Approximately 285 healthy ewe hoggets from the South Australian Mallee region were grazing on narrow-leafed or sweet lupin, variety PBA Jurien lupin stubbles in April 2023. After three days the hoggets were taken off the lupin stubble and put onto canola stubble, where shortly after the producer noticed sheep with neurological signs of "star gazing", "walking into fences", "stiff back legs", and some died. By 2 May 2023 a total of 15 lambs and five rams had died and about 15 more lambs were unwell. Most of these lambs also had red, inflamed eyes with some discharge. By the end of the outbreak, about one month later, more than 140 lambs from this property died, with large losses also on neighbouring properties.
A similar group of young ewes that had not grazed lupin stubbles also developed unusual symptoms of being "excited, running into things and appearing blind". Some of these lambs appeared to have inflamed eyes and these were treated with Terramycin spray, and all affected sheep were given Vitamin B1 injections, and supplemented with thiamine in water and feed. These lambs appeared to recover.
One moribund ewe lamb from the group of 285 lupin-affected group was examined. It was noted to have a body temperature of 40.2°C. It was then euthanised, and a post-mortem performed. Haemorrhages on intestines, diaphragm and elsewhere were observed as were inflamed eyes. There was yellowish discolouration of abdominal fat, and a small, hard, bright yellow liver with grossly enlarged gall bladder (Image 1).
Following this examination, two autolysed sheep on the property (including one ram) were examined - the only observation was minimal body fat and a very small liver.
A neighbouring property was visited that had around 150 lambs contained in a feedlot, all of which had exposure to lupin stubble for a week or more. Twenty of these lambs had died in the past few days, and three freshly dead lambs were post-mortemed - all had small, hard, yellow livers.

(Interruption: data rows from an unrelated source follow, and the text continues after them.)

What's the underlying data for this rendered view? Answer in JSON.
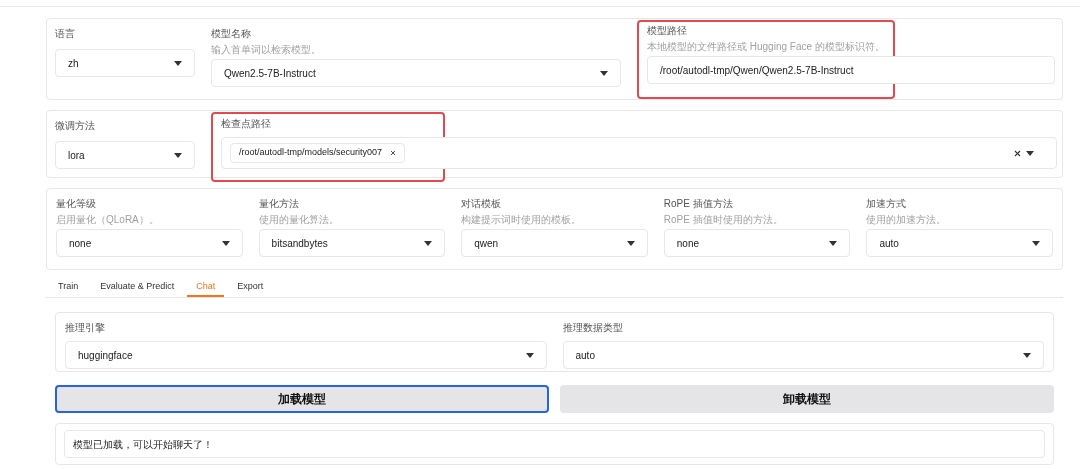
{
  "top_row": {
    "language": {
      "label": "语言",
      "value": "zh"
    },
    "model_name": {
      "label": "模型名称",
      "hint": "输入首单词以检索模型。",
      "value": "Qwen2.5-7B-Instruct"
    },
    "model_path": {
      "label": "模型路径",
      "hint": "本地模型的文件路径或 Hugging Face 的模型标识符。",
      "value": "/root/autodl-tmp/Qwen/Qwen2.5-7B-Instruct",
      "highlighted": true
    }
  },
  "finetune_row": {
    "method": {
      "label": "微调方法",
      "value": "lora"
    },
    "checkpoint": {
      "label": "检查点路径",
      "chips": [
        "/root/autodl-tmp/models/security007"
      ],
      "highlighted": true
    }
  },
  "advanced_row": [
    {
      "label": "量化等级",
      "hint": "启用量化（QLoRA）。",
      "value": "none"
    },
    {
      "label": "量化方法",
      "hint": "使用的量化算法。",
      "value": "bitsandbytes"
    },
    {
      "label": "对话模板",
      "hint": "构建提示词时使用的模板。",
      "value": "qwen"
    },
    {
      "label": "RoPE 插值方法",
      "hint": "RoPE 插值时使用的方法。",
      "value": "none"
    },
    {
      "label": "加速方式",
      "hint": "使用的加速方法。",
      "value": "auto"
    }
  ],
  "tabs": [
    {
      "label": "Train",
      "selected": false
    },
    {
      "label": "Evaluate & Predict",
      "selected": false
    },
    {
      "label": "Chat",
      "selected": true
    },
    {
      "label": "Export",
      "selected": false
    }
  ],
  "chat": {
    "engine": {
      "label": "推理引擎",
      "value": "huggingface"
    },
    "dtype": {
      "label": "推理数据类型",
      "value": "auto"
    }
  },
  "buttons": [
    {
      "label": "加载模型",
      "focused": true
    },
    {
      "label": "卸载模型",
      "focused": false
    }
  ],
  "status": {
    "value": "模型已加载，可以开始聊天了！"
  }
}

Subsequently, the producer commented that 140 lambs had died from his affected mob - nearly 50%, and he was aware that neighbours also suffered significant mortalities amongst their sheep from lupinosis.
Diagnosis: Chronic hepatotoxicity with linking fibrosis, hepatocellular fatty change and occasional mitotic figures.

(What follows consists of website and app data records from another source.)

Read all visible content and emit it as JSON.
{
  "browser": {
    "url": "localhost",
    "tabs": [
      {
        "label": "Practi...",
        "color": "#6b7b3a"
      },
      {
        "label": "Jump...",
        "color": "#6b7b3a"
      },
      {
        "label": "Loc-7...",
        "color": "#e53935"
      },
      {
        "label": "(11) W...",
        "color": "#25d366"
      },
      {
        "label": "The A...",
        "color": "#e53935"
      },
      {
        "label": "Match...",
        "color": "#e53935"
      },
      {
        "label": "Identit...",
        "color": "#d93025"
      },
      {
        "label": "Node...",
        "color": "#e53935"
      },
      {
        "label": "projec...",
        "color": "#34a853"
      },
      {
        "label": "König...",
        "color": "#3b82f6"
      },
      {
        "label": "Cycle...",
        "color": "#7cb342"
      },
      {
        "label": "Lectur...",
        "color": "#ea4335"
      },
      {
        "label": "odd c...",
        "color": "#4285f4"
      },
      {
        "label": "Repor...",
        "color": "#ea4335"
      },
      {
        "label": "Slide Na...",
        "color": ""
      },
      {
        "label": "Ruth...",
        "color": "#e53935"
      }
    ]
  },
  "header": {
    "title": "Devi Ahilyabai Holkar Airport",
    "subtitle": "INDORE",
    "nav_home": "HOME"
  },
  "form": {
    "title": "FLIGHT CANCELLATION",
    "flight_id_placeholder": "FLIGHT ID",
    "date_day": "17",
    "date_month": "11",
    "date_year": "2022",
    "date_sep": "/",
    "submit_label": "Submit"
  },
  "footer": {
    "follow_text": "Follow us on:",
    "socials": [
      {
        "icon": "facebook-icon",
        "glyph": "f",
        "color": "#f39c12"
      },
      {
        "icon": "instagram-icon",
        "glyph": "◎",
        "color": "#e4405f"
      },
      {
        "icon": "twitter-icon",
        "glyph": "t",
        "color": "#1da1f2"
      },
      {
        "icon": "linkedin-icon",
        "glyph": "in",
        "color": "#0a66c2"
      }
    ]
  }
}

Histology confirms a severe hepatotoxicity. Histologically, features are most consistent with lupinosis.
This case report describes a particularly severe event following a short exposure period, including rapid deaths and continuing mortalities for the following 2-4 weeks. In my experience most deaths from lupinosis occur in the first 7-10 days, and then taper off with mortality usually in the range of 10-30%.
For the surviving ewe hoggets, there is a possibility that some of these may have liver damage that may predispose them to cases of pregnancy toxaemia, especially if carrying twins, and failure to thrive. It may be possible to identify these sheep after shearing based on body size and condition. Ewes that appear affected at shearing may need to be culled.

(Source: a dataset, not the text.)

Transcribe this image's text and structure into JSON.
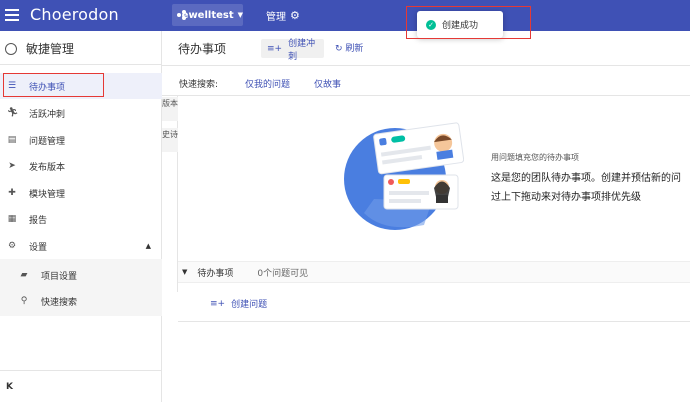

I have never seen or heard of the symptoms of red inflamed eyes, high body temperatures, or shrunken, fibrotic livers as experienced in this case. The inflamed eyes could have been concurrent 'pinkeye', but only severely affected lambs appeared to have this symptom. These symptoms are not reported in the literature, but may be a feature in some acute cases? Haemorrhages on intestines and diaphragm, which were observed in this case, are also considered an unusual feature and have also been observed under the skin in some cases.1
One group of lambs that were presented at the same time presumably had polioencephalomalacia as these sheep responded well to treatment with thiamine injection and thiamine in water. These lambs were not exposed to the lupins.
Diaporthe-resistant varieties of narrow-leafed lupin (Lupinus augustifolius) 2 are available, and if it is intended to use stubbles for sheep grazing Phomopsin levels can be measured in stubbles, hay and lupin grains and the toxicity estimated accordingly.3 Further advice on detection of affected lupin grain and stubbles and grazing practice is available on some Department of Agriculture websites.4
This case demonstrates the value of a thorough veterinary examination and property visit, with multiple post-mortems to determine causes of morbidity and mortality. Two different disease processes (PEM and lupinosis) affected two separate groups of sheep with an unusual presentation of lupinosis.
PIRSA assists in investigations of morbidity and mortality in livestock to enable early detection of new or exotic diseases (that may initially appear very similar to endemic ones), and to support local veterinary practices as requested.